*Excerpted data:*

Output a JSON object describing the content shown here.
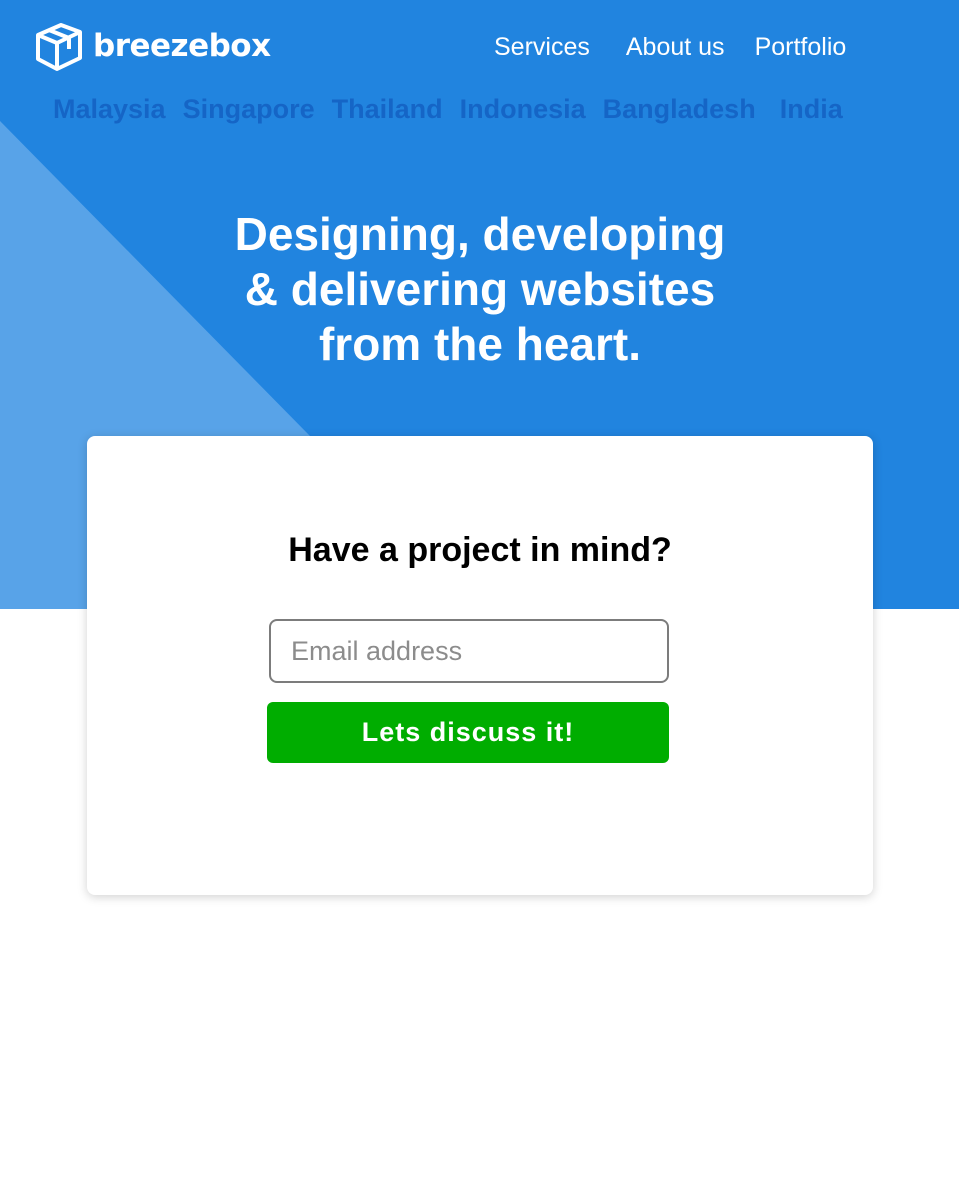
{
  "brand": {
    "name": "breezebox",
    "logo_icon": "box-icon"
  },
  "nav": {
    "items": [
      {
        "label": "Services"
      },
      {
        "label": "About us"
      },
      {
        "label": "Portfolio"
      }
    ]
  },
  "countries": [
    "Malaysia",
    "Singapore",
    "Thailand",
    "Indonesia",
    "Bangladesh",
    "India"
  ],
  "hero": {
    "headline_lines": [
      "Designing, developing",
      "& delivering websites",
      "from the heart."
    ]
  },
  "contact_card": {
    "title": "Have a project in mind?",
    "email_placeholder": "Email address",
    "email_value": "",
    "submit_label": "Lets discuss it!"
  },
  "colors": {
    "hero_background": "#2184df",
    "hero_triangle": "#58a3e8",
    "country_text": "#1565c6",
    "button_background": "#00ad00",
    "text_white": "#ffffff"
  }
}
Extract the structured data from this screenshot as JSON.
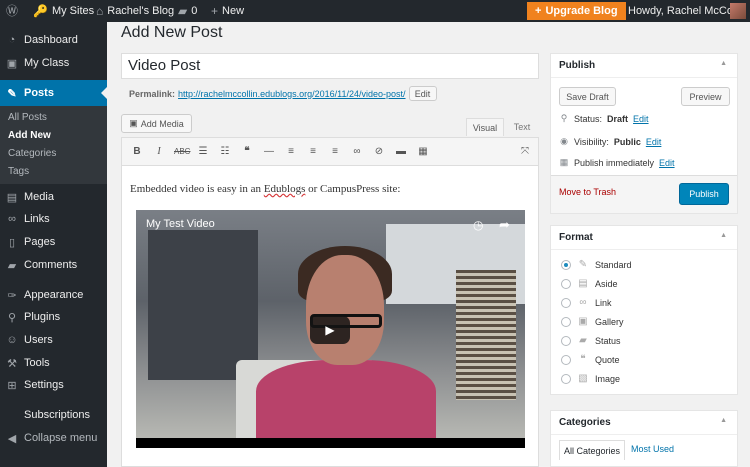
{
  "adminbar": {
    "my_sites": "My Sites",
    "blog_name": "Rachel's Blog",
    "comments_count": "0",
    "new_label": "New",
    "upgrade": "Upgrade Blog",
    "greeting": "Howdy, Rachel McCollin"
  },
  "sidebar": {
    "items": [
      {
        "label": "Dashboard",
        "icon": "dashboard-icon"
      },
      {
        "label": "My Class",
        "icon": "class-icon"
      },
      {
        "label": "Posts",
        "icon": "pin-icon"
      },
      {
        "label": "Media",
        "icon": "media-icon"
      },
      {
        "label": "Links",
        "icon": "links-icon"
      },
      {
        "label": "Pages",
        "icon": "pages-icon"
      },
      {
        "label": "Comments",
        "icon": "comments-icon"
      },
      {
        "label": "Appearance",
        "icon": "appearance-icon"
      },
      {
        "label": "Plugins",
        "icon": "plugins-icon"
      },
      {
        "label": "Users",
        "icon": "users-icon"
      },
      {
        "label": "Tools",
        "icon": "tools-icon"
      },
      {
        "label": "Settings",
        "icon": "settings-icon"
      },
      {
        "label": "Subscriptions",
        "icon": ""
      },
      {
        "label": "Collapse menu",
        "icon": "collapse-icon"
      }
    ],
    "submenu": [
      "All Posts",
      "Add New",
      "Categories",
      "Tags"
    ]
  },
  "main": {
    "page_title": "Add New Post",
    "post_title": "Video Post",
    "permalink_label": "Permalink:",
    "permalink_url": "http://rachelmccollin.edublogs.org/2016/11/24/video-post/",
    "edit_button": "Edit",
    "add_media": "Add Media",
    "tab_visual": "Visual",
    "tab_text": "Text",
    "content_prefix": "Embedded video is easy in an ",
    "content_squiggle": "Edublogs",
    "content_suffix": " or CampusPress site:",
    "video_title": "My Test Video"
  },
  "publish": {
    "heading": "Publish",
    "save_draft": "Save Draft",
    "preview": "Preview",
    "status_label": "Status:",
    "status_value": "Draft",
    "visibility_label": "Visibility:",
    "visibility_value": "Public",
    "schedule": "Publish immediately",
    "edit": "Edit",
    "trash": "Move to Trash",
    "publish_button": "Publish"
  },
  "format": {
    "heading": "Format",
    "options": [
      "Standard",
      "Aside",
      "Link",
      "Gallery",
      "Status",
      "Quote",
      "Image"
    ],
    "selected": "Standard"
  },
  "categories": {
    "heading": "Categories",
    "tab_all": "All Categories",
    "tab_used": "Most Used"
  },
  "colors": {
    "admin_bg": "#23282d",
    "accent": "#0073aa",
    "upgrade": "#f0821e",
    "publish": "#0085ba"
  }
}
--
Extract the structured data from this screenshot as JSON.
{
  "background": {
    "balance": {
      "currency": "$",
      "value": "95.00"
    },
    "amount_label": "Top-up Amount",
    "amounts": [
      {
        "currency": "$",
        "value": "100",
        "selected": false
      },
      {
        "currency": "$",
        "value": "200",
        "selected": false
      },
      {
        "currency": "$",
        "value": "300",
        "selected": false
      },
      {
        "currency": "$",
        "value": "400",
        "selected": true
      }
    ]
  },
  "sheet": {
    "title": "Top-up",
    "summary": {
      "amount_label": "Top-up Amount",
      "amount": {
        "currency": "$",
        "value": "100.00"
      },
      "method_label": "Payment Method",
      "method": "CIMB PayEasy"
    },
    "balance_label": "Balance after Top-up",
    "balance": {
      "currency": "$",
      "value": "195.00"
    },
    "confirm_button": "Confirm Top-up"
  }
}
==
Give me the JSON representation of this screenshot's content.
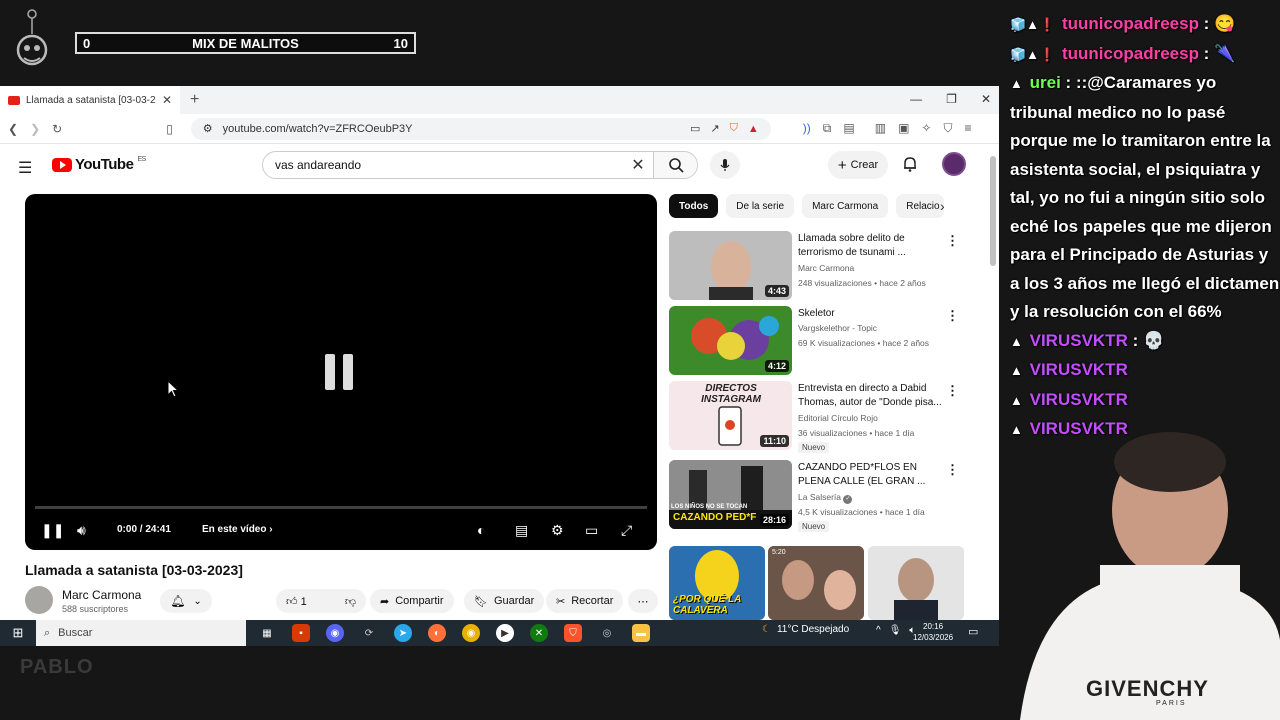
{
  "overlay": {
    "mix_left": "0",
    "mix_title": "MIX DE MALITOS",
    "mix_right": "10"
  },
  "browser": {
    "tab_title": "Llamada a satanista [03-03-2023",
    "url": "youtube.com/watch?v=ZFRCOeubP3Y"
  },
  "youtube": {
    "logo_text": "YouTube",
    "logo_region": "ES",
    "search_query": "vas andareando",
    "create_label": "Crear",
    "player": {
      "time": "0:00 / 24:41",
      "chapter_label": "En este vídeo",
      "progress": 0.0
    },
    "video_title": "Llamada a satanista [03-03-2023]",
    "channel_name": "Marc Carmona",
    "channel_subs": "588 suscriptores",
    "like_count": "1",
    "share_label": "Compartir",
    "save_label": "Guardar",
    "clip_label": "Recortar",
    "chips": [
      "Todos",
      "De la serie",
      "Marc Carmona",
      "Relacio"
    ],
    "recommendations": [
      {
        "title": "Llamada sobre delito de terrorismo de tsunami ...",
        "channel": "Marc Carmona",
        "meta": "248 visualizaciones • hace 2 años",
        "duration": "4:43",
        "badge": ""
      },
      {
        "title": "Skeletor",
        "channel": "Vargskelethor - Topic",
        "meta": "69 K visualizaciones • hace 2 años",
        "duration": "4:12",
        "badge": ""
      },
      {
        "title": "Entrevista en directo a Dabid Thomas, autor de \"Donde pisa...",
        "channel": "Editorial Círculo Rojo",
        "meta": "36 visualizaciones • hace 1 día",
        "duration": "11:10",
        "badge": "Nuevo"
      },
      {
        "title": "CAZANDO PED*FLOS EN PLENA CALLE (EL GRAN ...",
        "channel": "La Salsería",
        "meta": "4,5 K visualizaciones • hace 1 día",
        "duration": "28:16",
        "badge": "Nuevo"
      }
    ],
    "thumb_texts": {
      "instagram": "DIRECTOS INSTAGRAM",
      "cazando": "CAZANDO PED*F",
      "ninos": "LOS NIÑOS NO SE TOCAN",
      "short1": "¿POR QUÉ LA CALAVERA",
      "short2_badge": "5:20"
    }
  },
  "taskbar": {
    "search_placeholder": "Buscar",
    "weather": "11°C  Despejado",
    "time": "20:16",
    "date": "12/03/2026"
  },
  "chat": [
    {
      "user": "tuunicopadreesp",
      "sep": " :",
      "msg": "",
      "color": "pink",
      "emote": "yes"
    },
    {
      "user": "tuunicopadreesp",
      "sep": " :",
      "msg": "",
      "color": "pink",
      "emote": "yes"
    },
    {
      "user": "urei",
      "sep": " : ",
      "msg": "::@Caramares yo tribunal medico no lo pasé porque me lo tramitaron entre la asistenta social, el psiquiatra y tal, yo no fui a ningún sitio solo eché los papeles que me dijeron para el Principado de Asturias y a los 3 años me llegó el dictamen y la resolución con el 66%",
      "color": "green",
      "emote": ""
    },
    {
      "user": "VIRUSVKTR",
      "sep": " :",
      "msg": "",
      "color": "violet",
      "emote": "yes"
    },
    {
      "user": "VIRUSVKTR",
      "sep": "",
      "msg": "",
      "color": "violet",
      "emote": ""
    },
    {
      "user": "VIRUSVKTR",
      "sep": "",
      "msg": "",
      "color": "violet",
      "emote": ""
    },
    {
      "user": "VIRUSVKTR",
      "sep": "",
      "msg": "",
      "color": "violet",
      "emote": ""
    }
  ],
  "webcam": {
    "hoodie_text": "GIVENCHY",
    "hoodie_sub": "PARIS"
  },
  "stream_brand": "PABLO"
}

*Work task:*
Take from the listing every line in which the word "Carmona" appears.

*Solution for this exercise:*
    "channel_name": "Marc Carmona",
      "Marc Carmona",
        "channel": "Marc Carmona",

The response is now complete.